"We recognize that building in the water will be challenging and we're treating this option as the absolute last resort," said EDC president James Patchett. "But our analysis has shown that an on-land solution...is just not viable in this segment of original Seaport City area."

Asked about how this multi-billion-dollar land extension would be paid for, and what sort of structures would sit on top of it, de Blasio said those questions were still being considered, and might not be worked out for at least a few years.

"This is where the federal question really comes into play," the mayor told reporters. "If something like a Green New Deal moves forward...that would mean a huge amount of federal funding."

And if it doesn't?

"From the perspective of the city of New York alone, this would be extraordinary difficult to fund," he added. "If there's federal money in play, it probably looks one way.
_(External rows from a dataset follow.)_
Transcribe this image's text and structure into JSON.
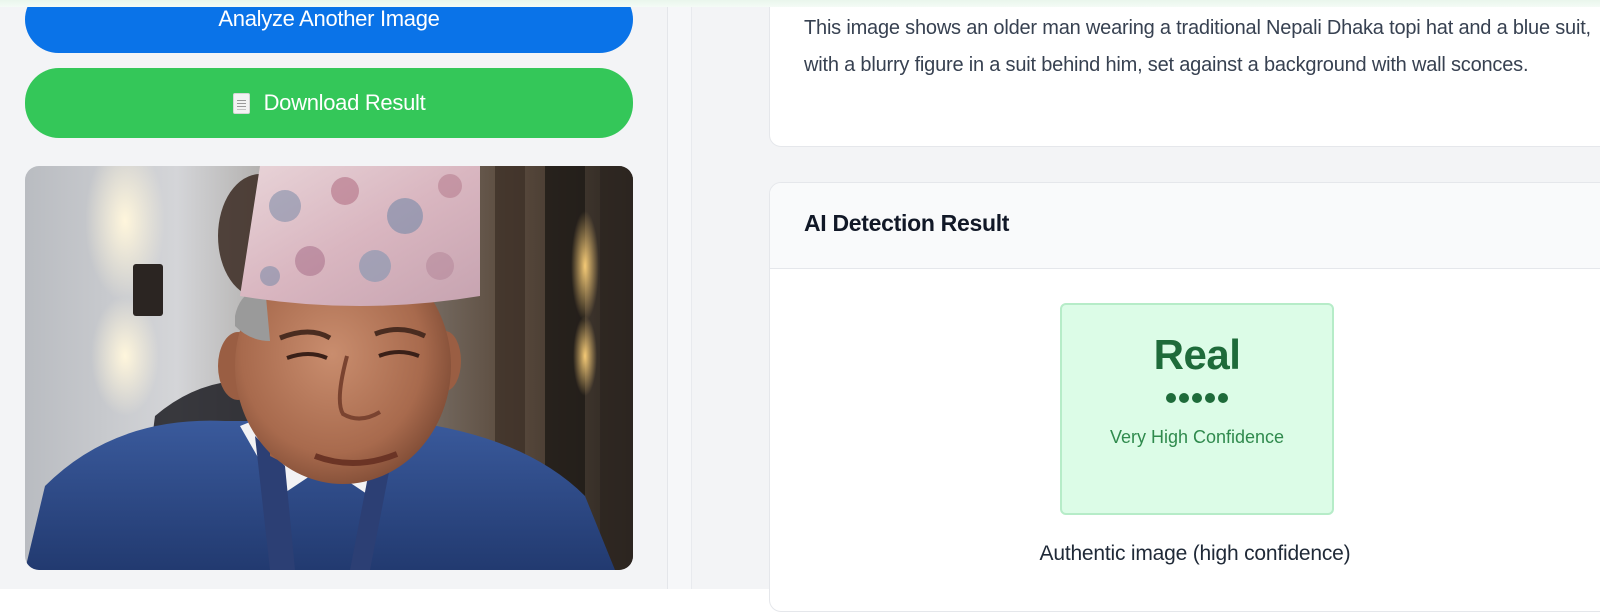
{
  "actions": {
    "analyze_label": "Analyze Another Image",
    "download_label": "Download Result",
    "download_icon": "document-icon"
  },
  "image": {
    "alt": "Uploaded photo"
  },
  "description": {
    "text": "This image shows an older man wearing a traditional Nepali Dhaka topi hat and a blue suit, with a blurry figure in a suit behind him, set against a background with wall sconces."
  },
  "detection": {
    "title": "AI Detection Result",
    "label": "Real",
    "confidence_dots": 5,
    "confidence_text": "Very High Confidence",
    "summary": "Authentic image (high confidence)"
  },
  "colors": {
    "primary_blue": "#0a73e8",
    "download_green": "#34c759",
    "real_green": "#1e6b3a",
    "real_bg": "#dcfce7"
  }
}
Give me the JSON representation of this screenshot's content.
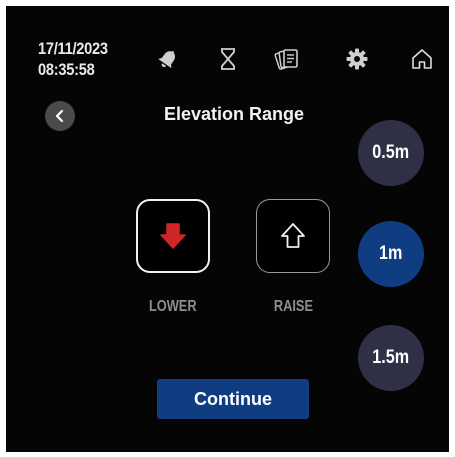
{
  "header": {
    "date": "17/11/2023",
    "time": "08:35:58",
    "icons": [
      "bell-icon",
      "hourglass-icon",
      "documents-icon",
      "gear-icon",
      "home-icon"
    ]
  },
  "page": {
    "title": "Elevation Range",
    "back_icon": "chevron-left-icon"
  },
  "range_options": [
    {
      "label": "0.5m",
      "selected": false
    },
    {
      "label": "1m",
      "selected": true
    },
    {
      "label": "1.5m",
      "selected": false
    }
  ],
  "direction": {
    "lower_label": "LOWER",
    "raise_label": "RAISE",
    "lower_icon": "arrow-down-icon",
    "raise_icon": "arrow-up-outline-icon",
    "active": "lower"
  },
  "colors": {
    "background": "#050505",
    "accent": "#103d82",
    "range_default": "#2f2f46",
    "lower_arrow": "#d12626"
  },
  "continue_label": "Continue"
}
If there's not federal money at play, we have to get some private money into it, so then there has to be some development."

UPDATE 4:15 p.m.: Responses to de Blasio's announcement are beginning to trickle in, with some local officials and advocacy groups voicing immediate concerns about the proposal.

On Twitter, Councilmember Francisco Moya, whose district includes the East Elmhurst waterfront, took exception to the mayor's categorization of Lower Manhattan as the area of the city most threatened by climate change, and seemed to suggest that the plan would come at the expense of other flood-prone neighborhoods throughout the five boroughs.

The Waterfront Alliance commended the mayor for “thinking big,” while also listing a range of questions about the proposal that they want answered. Among their concerns is that the project could take decades to complete due to litigation and regulatory reviews, that there has not been a more transparent cost benefit analysis, and that equally vulnerable neighborhoods like Red Hook and Hunts Point have not received the same attention.

“All options should be on the table, but we need to have a full understanding of the trade-offs,” said Roland Lewis, President and CEO of the Waterfront Alliance.

Meanwhile, Riverkeeper Senior Attorney Mike Dulong warned that the new development would “bury East River fish.”

“It’s up to us to build upon the legacy of great environmentalists like Bob Boyle and protect these waters and their fish from bad development proposals, like Seaport City and Westway,” wrote Dulong on the advocacy group’s website.